Start of Block
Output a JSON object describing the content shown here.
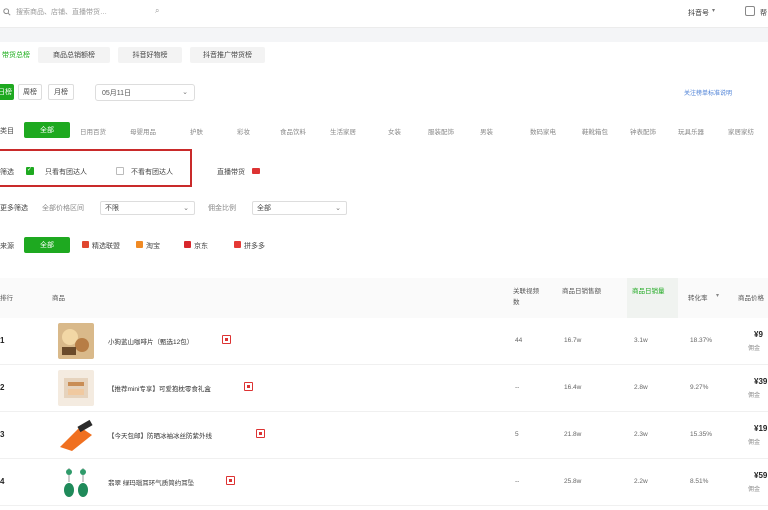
{
  "search": {
    "placeholder": "搜索商品、店铺、直播带货…"
  },
  "topbar": {
    "user_label": "抖音号",
    "right_label": "帮"
  },
  "tabs": [
    {
      "label": "带货总榜"
    },
    {
      "label": "商品总销额榜"
    },
    {
      "label": "抖音好物榜"
    },
    {
      "label": "抖音推广带货榜"
    }
  ],
  "period": {
    "buttons": [
      "日榜",
      "周榜",
      "月榜"
    ],
    "selected_date": "05月11日",
    "link": "关注榜单标准说明"
  },
  "category": {
    "label": "类目",
    "all_label": "全部",
    "items": [
      "日用百货",
      "母婴用品",
      "护肤",
      "彩妆",
      "食品饮料",
      "生活家居",
      "女装",
      "服装配饰",
      "男装",
      "数码家电",
      "鞋靴箱包",
      "钟表配饰",
      "玩具乐器",
      "家居家纺"
    ]
  },
  "filter": {
    "label": "筛选",
    "opt1": "只看有团达人",
    "opt2": "不看有团达人",
    "live_label": "直播带货"
  },
  "extra_filter": {
    "label": "更多筛选",
    "price_label": "全部价格区间",
    "price_value": "不限",
    "commission_label": "佣金比例",
    "commission_value": "全部"
  },
  "source": {
    "label": "来源",
    "all_label": "全部",
    "items": [
      "精选联盟",
      "淘宝",
      "京东",
      "拼多多"
    ]
  },
  "table": {
    "headers": {
      "rank": "排行",
      "product": "商品",
      "col1": "关联视频数",
      "col2": "商品日销售额",
      "col3": "商品日销量",
      "col4": "转化率",
      "col5": "商品价格"
    },
    "rows": [
      {
        "rank": "1",
        "name": "小狗蓝山咖啡片（甄选12包）",
        "c1": "44",
        "c2": "16.7w",
        "c3": "3.1w",
        "c4": "18.37%",
        "price": "¥9",
        "sub": "佣金"
      },
      {
        "rank": "2",
        "name": "【推荐mini专享】可爱抱枕零食礼盒",
        "c1": "--",
        "c2": "16.4w",
        "c3": "2.8w",
        "c4": "9.27%",
        "price": "¥39",
        "sub": "佣金"
      },
      {
        "rank": "3",
        "name": "【今天包邮】防晒冰袖冰丝防紫外线",
        "c1": "5",
        "c2": "21.8w",
        "c3": "2.3w",
        "c4": "15.35%",
        "price": "¥19",
        "sub": "佣金"
      },
      {
        "rank": "4",
        "name": "翡翠 绿玛瑙耳环气质简约耳坠",
        "c1": "--",
        "c2": "25.8w",
        "c3": "2.2w",
        "c4": "8.51%",
        "price": "¥59",
        "sub": "佣金"
      }
    ]
  },
  "colors": {
    "accent": "#1ea920",
    "highlight_box": "#c92a2a",
    "link": "#4a7fd6"
  }
}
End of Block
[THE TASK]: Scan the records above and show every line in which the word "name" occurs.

[EXERCISE RESPONSE]:
        "name": "小狗蓝山咖啡片（甄选12包）",
        "name": "【推荐mini专享】可爱抱枕零食礼盒",
        "name": "【今天包邮】防晒冰袖冰丝防紫外线",
        "name": "翡翠 绿玛瑙耳环气质简约耳坠",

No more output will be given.